Mother and Daughter Holding HandsMy mom recently told me something that my siblings and I did during a very difficult time in her life that apparently left more of an impression on her than it did me. She was in her room, and the five of us kids walked in together, lined up from the oldest, who was about 15 years old, to the youngest, who was 9. My mom looked at us all, wondering what was going on.

My sister, who was the oldest, spoke, “Mom, we’ve been talking, and we’ve decided that you need to go for a walk.”

This wasn’t exactly what my mom was expecting to hear, but she decided it was probably good advice. And she went for a walk.

How Do We React to Feedback?

As kids, we were giving my mom some feedback. She didn’t have to accept or act on it, but she did. In our personal and professional lives, we get feedback all the time. A lot of the feedback we receive is simple and really doesn’t require us to debate what to do with it. If somebody tells me I have spinach in my teeth, I will likely experience some slight embarrassment, be glad that they told me sooner than later, and try to fix the issue as quickly as possible.

On the other hand, if somebody tells me that I have no sense of style, a few things will probably go through my mind.

  • Do I respect that person’s sense of style?
  • Do I think others share their opinion?
  • Is there really something wrong with my style, or is it just different from theirs?
  • Does my style fit well with a group of people different from the person who gave me the feedback?

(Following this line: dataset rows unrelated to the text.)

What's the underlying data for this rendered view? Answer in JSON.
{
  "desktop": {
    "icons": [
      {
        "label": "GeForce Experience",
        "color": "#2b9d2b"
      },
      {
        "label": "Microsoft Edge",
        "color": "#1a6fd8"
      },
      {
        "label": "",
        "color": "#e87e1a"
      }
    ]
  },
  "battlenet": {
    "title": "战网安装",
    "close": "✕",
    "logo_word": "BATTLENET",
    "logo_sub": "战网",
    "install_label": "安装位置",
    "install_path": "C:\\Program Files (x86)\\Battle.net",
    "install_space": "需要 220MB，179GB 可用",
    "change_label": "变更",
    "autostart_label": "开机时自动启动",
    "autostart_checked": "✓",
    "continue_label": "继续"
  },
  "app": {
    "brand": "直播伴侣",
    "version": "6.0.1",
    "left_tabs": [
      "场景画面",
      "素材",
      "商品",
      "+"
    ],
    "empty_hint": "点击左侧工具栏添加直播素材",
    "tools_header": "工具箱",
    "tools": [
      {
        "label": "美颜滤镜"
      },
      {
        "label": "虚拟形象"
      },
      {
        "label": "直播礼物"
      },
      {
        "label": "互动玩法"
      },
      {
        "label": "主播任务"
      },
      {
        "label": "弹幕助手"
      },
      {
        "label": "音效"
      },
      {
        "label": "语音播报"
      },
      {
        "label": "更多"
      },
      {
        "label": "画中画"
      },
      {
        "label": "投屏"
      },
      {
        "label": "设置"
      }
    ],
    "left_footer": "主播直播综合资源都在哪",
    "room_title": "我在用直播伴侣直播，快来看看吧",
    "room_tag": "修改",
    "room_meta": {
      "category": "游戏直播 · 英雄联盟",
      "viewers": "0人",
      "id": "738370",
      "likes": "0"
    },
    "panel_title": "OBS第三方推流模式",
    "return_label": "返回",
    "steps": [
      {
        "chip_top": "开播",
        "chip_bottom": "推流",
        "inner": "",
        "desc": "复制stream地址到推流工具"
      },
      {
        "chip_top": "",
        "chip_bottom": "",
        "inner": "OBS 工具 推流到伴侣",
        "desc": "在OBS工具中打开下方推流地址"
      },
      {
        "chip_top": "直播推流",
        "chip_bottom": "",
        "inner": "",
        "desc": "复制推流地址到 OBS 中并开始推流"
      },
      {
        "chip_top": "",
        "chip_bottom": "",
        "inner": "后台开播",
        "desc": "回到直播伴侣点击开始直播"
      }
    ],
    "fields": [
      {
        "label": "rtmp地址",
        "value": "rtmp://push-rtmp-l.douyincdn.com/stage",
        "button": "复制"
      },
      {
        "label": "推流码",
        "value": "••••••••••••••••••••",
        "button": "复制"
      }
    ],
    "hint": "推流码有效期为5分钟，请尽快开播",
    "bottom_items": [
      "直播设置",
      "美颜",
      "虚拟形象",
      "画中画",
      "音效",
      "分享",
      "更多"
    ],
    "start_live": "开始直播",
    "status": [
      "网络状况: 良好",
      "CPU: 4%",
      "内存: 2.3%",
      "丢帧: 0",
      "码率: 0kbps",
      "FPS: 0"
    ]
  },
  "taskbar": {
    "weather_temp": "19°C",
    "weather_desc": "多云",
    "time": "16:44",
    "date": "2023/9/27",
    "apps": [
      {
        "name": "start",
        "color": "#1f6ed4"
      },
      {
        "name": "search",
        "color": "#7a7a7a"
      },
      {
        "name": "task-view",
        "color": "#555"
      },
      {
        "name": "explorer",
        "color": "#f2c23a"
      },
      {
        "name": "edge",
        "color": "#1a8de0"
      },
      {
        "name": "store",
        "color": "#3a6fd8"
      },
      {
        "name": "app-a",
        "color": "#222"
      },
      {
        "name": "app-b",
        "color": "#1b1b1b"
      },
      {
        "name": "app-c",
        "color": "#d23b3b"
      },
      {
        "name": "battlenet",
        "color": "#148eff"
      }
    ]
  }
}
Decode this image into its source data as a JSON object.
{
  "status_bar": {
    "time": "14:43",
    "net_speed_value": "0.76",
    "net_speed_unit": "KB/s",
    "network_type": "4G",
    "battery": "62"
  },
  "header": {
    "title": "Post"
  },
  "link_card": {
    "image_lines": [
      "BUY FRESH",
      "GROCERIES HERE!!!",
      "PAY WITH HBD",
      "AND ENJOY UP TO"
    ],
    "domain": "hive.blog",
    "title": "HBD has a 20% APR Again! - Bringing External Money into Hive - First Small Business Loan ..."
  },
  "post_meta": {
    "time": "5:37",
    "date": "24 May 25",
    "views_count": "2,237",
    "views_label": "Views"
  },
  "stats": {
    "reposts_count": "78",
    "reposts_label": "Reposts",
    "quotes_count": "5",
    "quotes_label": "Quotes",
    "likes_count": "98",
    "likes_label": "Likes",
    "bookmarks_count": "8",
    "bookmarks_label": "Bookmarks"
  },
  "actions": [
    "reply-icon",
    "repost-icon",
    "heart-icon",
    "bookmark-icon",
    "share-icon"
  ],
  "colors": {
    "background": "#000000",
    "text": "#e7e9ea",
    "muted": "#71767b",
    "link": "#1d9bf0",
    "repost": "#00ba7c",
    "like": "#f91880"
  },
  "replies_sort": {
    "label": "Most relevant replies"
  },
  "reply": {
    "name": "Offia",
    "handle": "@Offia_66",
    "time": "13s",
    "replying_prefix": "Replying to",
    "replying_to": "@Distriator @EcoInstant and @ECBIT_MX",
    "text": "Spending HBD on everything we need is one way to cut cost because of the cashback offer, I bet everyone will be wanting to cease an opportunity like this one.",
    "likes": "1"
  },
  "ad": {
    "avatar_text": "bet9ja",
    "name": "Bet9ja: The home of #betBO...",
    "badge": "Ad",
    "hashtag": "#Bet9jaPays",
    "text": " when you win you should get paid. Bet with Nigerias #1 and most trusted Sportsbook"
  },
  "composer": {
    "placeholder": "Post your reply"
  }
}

Other things may cross my mind as well, but ultimately, I’m trying to decide what to do with the feedback.

Explore the Feedback

Approach professional feedback as a moment of exploration. You don’t have to agree with all of the feedback you receive, but don’t immediately disregard it either. Let it sit for a couple of days if necessary. Then consider the feedback alongside your current responsibilities and career aspirations. Consider what truth exists in the feedback. Even if you feel like you’ve been misunderstood or perceived incorrectly, that doesn’t change how others feel or perceive you. It may be beneficial to focus some effort on addressing the feedback so that others see you trying to act on an area they think needs to be addressed.

Consider Why it Was Given

Along those same lines, it is important to remember that the feedback says a lot about what matters to the person who gave the feedback. We all have different characteristics and physical traits about which comments can be made. However, people make comments based on what they themselves care about. It is always a good idea to think of the feedback as an opportunity to learn more about what matters to the feedback giver. In other words, feedback may tell you more about the person who gave it than it does about yourself.

You’re Not Alone

Having that framing in mind can make it a lot easier to seriously consider the feedback, without taking it personally. That puts you in a more objective mental frame of mind. Another point that can help you be more objective, is to also recognize that you are not the first person to receive constructive feedback or have a perceived deficiency addressed. Other people have probably received the same feedback that you did.

Hopefully, you get curious as you explore your feedback. Now, as you explore and consider professional feedback, pay particular attention to what may actually have an impact on your current role and future aspirations. Also remember that the feedback is a window into the values of the feedback giver, and that you’re not the first person to receive this feedback. That will make you more comfortable as you move to the next step, which is to share the feedback with others. We’ll address that topic further in Part II of this article.